Marc Geelhoed, who manages the Chicago Symphony house label CSO Resound, said that it's extremely difficult to avoid replicating repertoire. But a goal of any recording is to document how an orchestra sounds at a given point in time: "What we try to do is say, 'what do we do as an orchestra that's distinctive?'"

CSO Resound has released 15 albums since its launch in 2007, among the most successful being a rendition of Verdi's Requiem conducted by Riccardo Muti. It won two Grammy Awards in 2011, for Best Classical Album and Best Choral Performance. Geelhoed declined to cite specific sales figures, but noted that "it has vastly exceeded the hopes and goals of selling maybe 10 to 15 thousand copies."

Successful orchestra-led labels are designed to build an organization's brand, not make a profit, said Matt Whittier, the senior marketing manager at Naxos of America. And while digital sales grow, orchestras must also think about "merch sales" – using CDs as souvenirs for patrons to pick up as they're leaving the hall.

"Those audience members would like to walk away with a tangible memento of a concert," he noted. "It's very possible that we can chart a record from the sales of one concert or one weekend of concerts for an artist."

While orchestras in Chicago, San Francisco and London have maintained a steady recorded presence, other in-house labels have faltered because they lack sufficient marketing and distribution, say all three guests in this podcast. The Berlin Philharmonic should benefit from having a distribution platform already in place with its Digital Concert Hall. It just shouldn't expect to make lots of money.

"An orchestra with its own record label in this day and age is about creating memories," said Geelhoed. "It's not just the here and now...but that an album's going to be around."

Listen to the full segment above and tell us what you think in the comments box below.
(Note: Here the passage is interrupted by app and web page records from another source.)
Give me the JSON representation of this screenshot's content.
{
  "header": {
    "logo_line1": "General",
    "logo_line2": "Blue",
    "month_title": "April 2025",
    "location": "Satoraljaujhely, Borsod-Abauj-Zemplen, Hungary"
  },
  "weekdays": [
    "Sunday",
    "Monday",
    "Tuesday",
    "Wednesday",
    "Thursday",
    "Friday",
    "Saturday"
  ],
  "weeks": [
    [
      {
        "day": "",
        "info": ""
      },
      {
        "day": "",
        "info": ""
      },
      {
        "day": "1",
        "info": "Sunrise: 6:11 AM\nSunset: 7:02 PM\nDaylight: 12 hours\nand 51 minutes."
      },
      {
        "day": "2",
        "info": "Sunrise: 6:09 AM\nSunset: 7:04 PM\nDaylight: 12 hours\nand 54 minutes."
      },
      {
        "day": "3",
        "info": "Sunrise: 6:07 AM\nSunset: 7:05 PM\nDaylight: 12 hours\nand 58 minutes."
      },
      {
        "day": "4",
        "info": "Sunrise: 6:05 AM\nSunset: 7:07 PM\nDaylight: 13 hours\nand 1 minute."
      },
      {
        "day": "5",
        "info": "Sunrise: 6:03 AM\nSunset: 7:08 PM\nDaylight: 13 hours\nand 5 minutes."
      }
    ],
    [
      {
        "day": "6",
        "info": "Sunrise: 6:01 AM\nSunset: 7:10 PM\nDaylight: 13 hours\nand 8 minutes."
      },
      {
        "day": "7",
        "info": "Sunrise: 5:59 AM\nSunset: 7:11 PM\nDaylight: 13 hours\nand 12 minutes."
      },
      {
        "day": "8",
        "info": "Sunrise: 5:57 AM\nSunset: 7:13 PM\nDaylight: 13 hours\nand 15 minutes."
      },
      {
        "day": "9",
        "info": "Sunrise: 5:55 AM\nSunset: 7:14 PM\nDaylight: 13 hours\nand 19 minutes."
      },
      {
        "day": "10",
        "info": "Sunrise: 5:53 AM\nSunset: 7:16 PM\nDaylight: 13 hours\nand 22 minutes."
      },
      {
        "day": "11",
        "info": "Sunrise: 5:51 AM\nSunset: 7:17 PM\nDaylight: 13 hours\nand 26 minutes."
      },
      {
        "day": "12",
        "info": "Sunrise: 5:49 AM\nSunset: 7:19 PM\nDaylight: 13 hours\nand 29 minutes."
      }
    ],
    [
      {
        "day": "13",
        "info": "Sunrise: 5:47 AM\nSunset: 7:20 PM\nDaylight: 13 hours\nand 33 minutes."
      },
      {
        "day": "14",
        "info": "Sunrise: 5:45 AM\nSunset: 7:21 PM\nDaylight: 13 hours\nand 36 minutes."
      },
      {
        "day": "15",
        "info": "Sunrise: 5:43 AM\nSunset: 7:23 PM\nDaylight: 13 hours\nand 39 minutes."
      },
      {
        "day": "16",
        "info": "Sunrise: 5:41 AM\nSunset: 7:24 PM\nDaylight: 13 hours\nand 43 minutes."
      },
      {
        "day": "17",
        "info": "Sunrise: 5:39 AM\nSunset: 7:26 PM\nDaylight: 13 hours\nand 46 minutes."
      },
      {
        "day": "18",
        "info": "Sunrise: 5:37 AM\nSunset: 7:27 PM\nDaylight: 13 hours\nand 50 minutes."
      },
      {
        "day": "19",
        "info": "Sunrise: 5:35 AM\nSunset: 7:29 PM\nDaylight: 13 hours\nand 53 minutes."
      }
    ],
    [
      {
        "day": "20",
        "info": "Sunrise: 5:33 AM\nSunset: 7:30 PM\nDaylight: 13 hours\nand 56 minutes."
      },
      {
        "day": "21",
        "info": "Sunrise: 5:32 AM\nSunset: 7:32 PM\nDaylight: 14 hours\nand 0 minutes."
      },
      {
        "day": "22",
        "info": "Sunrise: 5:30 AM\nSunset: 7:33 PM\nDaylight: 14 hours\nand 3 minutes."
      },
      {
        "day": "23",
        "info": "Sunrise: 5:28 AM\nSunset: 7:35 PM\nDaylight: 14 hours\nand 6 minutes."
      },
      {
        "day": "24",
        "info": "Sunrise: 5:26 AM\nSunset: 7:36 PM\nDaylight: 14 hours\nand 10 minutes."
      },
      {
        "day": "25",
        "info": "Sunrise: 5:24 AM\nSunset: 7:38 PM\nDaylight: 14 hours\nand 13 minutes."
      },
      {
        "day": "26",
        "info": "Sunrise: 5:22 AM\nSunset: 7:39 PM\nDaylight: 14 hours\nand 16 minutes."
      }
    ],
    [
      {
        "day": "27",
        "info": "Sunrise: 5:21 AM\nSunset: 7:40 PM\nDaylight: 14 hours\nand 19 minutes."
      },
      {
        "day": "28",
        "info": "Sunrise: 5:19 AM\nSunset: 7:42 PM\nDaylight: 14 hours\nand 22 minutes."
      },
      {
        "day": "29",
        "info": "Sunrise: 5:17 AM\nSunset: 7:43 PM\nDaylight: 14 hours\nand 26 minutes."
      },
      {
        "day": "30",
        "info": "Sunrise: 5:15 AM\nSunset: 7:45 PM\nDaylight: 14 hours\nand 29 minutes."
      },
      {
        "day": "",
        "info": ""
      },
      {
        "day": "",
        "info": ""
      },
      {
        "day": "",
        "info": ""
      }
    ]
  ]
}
Do you buy orchestra-produced recordings? Do you care if an ensemble is recording the same repertoire over again?